Excerpts from an interface dataset

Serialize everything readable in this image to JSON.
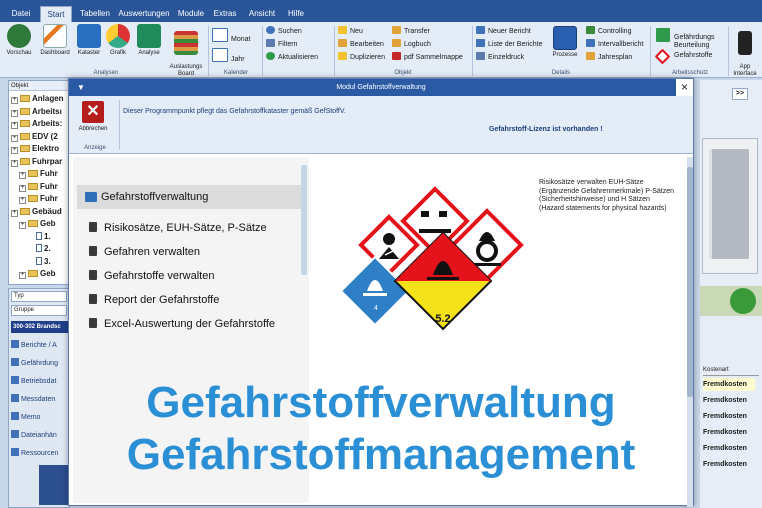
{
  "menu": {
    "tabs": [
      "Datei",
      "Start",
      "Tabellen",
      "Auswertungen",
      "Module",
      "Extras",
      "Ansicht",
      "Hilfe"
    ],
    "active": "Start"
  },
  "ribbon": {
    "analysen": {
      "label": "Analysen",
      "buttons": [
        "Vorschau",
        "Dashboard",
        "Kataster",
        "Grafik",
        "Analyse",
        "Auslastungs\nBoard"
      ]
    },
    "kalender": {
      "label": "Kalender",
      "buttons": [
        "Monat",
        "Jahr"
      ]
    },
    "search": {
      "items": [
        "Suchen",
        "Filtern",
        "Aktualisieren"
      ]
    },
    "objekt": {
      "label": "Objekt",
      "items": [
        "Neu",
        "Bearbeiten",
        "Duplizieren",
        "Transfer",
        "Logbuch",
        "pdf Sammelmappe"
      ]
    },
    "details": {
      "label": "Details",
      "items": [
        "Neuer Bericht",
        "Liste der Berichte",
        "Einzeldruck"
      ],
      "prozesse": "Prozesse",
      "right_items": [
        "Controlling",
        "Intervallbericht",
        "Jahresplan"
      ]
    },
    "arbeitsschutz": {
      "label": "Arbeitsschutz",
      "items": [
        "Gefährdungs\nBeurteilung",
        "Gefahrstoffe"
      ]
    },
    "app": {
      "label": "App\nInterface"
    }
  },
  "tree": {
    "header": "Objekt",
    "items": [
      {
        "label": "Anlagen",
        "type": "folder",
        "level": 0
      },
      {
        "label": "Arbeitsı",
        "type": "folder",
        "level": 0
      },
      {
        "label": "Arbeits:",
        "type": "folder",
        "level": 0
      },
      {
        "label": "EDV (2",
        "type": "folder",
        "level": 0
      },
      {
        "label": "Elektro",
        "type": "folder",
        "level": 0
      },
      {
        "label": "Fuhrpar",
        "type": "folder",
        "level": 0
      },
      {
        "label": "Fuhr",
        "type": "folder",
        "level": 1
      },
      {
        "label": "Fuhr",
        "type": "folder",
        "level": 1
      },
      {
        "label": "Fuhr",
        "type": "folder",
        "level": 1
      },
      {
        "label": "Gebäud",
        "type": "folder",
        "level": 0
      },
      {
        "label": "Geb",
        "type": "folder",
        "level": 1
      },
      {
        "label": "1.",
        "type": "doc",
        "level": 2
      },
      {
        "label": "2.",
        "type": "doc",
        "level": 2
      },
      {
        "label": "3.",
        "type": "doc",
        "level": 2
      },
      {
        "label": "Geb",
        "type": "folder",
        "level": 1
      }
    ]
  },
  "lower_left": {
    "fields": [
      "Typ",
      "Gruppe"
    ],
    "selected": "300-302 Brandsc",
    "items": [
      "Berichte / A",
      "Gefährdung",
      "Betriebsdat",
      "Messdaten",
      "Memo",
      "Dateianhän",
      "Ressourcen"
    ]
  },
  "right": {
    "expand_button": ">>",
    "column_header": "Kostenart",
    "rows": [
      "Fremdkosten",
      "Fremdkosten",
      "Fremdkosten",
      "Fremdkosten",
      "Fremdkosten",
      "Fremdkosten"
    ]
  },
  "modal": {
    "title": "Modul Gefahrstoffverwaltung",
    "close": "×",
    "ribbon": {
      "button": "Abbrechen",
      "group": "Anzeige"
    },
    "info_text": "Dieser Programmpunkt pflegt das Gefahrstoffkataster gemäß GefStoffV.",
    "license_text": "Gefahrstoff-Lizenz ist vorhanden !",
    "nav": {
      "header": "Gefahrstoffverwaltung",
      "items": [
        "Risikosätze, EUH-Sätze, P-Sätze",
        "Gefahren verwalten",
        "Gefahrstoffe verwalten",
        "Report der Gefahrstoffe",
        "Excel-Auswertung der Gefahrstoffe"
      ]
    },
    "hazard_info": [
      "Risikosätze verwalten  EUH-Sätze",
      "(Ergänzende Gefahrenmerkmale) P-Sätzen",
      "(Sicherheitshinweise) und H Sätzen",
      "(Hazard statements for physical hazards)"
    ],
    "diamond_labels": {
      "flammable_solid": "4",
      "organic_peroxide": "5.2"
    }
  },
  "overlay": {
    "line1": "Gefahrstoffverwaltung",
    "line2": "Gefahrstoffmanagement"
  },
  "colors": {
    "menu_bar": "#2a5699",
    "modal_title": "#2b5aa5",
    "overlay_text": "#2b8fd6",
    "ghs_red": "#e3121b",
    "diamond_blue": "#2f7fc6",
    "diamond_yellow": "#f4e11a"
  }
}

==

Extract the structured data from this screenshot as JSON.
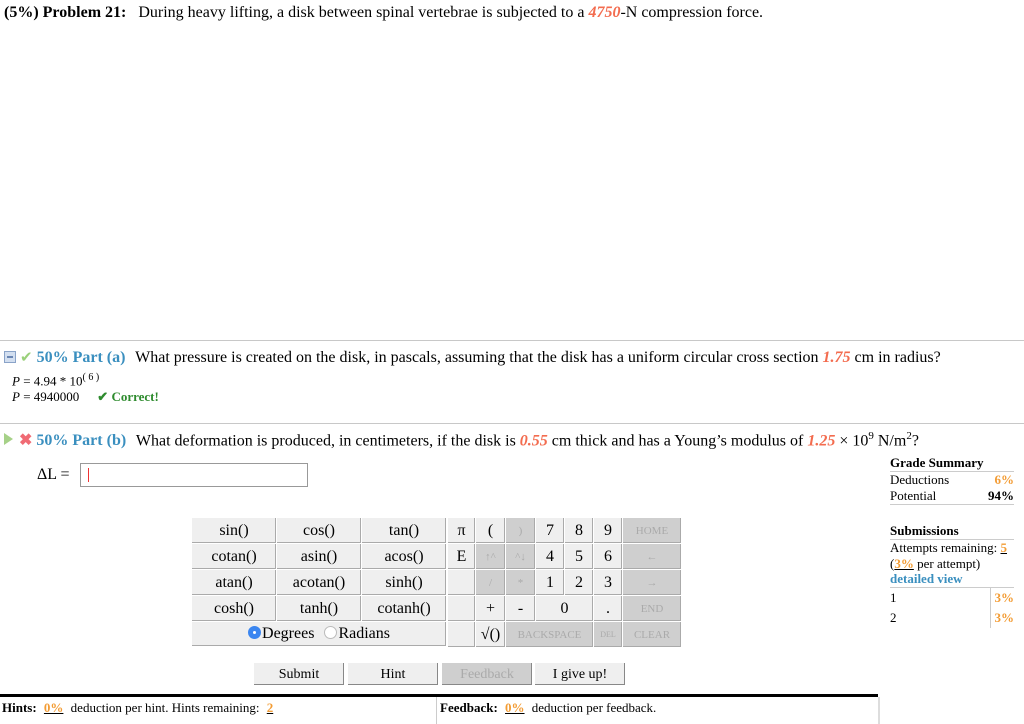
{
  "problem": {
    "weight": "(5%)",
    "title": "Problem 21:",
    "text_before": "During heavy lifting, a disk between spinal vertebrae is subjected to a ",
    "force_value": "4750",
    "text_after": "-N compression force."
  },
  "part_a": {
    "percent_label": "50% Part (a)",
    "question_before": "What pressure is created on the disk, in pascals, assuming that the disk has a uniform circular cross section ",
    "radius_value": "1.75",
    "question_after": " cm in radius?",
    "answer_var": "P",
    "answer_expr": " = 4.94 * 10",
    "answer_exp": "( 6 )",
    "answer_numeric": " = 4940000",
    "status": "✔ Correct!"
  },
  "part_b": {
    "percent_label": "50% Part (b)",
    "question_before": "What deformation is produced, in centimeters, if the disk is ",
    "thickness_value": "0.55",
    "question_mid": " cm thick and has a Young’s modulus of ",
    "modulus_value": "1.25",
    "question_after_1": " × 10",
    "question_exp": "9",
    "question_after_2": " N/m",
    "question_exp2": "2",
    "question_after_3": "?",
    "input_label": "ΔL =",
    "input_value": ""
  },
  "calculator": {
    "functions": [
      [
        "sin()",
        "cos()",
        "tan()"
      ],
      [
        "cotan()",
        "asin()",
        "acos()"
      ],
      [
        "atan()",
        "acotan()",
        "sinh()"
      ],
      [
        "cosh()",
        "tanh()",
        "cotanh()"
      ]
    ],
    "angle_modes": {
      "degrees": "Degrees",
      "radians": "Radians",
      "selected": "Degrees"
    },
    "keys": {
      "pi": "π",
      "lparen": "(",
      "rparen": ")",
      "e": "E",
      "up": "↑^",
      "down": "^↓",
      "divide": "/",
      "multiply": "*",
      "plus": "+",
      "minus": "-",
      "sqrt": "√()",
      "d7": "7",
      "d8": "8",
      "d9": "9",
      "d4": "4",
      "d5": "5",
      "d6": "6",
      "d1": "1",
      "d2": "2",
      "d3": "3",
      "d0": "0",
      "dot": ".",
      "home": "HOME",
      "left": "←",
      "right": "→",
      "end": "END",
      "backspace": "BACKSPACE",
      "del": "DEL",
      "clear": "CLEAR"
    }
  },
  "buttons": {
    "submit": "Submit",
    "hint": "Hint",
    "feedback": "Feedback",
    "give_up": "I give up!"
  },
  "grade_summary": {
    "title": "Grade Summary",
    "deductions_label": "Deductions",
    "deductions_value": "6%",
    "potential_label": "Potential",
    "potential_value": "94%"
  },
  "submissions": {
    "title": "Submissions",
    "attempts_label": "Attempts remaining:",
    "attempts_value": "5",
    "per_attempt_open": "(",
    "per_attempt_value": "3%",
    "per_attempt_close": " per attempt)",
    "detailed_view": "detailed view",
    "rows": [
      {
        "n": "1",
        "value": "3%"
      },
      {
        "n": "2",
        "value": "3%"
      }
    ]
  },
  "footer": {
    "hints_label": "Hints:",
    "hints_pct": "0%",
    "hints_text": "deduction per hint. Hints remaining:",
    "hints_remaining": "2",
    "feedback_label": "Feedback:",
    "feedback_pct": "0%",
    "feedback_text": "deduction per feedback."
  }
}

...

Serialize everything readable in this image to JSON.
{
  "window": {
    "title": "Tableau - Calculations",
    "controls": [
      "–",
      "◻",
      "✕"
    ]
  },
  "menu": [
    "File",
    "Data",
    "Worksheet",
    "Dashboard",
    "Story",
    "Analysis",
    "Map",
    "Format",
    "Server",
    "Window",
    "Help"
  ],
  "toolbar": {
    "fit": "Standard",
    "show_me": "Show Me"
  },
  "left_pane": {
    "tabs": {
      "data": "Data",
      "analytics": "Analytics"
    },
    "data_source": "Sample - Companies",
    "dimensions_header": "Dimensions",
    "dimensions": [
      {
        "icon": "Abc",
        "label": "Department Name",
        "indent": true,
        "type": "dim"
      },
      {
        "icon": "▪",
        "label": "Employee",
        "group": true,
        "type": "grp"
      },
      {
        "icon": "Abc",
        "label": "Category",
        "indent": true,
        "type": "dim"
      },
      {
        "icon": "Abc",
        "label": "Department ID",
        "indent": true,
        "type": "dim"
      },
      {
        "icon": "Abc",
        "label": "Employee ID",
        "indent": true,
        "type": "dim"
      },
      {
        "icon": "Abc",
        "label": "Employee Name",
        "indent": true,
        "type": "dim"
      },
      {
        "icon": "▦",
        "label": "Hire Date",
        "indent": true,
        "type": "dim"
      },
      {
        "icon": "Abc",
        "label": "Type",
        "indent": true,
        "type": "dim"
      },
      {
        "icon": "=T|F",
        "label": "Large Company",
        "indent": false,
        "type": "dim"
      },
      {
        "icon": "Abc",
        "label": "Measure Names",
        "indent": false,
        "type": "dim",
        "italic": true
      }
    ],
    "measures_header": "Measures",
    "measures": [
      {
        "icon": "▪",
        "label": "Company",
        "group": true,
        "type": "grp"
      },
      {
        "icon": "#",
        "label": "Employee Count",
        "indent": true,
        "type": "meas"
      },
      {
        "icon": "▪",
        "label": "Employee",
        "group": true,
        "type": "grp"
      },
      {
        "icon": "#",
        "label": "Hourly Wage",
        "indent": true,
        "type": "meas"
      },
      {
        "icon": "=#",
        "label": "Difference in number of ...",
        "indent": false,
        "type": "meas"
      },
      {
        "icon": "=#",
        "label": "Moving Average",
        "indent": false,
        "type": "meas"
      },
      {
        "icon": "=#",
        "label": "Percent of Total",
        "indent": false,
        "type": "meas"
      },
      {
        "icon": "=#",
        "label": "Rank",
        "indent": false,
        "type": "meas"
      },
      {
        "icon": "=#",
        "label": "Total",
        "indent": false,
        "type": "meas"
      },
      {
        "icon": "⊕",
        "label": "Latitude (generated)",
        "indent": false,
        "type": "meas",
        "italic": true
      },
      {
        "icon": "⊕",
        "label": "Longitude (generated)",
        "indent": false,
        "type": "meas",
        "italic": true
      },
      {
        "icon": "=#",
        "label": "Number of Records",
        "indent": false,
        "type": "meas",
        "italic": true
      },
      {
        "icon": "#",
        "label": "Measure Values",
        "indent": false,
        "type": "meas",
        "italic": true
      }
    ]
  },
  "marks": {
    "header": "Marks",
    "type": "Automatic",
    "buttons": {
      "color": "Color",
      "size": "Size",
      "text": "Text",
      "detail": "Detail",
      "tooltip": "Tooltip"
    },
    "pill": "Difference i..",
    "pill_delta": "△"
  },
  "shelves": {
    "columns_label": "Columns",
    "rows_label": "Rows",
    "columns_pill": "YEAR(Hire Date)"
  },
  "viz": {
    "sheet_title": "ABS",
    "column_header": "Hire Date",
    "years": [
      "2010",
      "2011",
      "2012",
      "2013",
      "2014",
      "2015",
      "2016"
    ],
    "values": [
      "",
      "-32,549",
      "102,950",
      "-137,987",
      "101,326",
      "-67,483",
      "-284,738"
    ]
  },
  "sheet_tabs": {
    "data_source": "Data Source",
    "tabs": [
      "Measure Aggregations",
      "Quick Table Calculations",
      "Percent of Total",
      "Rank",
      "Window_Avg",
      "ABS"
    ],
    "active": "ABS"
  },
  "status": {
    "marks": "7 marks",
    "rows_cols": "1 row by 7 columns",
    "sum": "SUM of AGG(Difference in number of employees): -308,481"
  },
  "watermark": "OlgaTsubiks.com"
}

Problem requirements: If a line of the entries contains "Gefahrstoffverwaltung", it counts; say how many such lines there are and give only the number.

Reply to the exercise: 3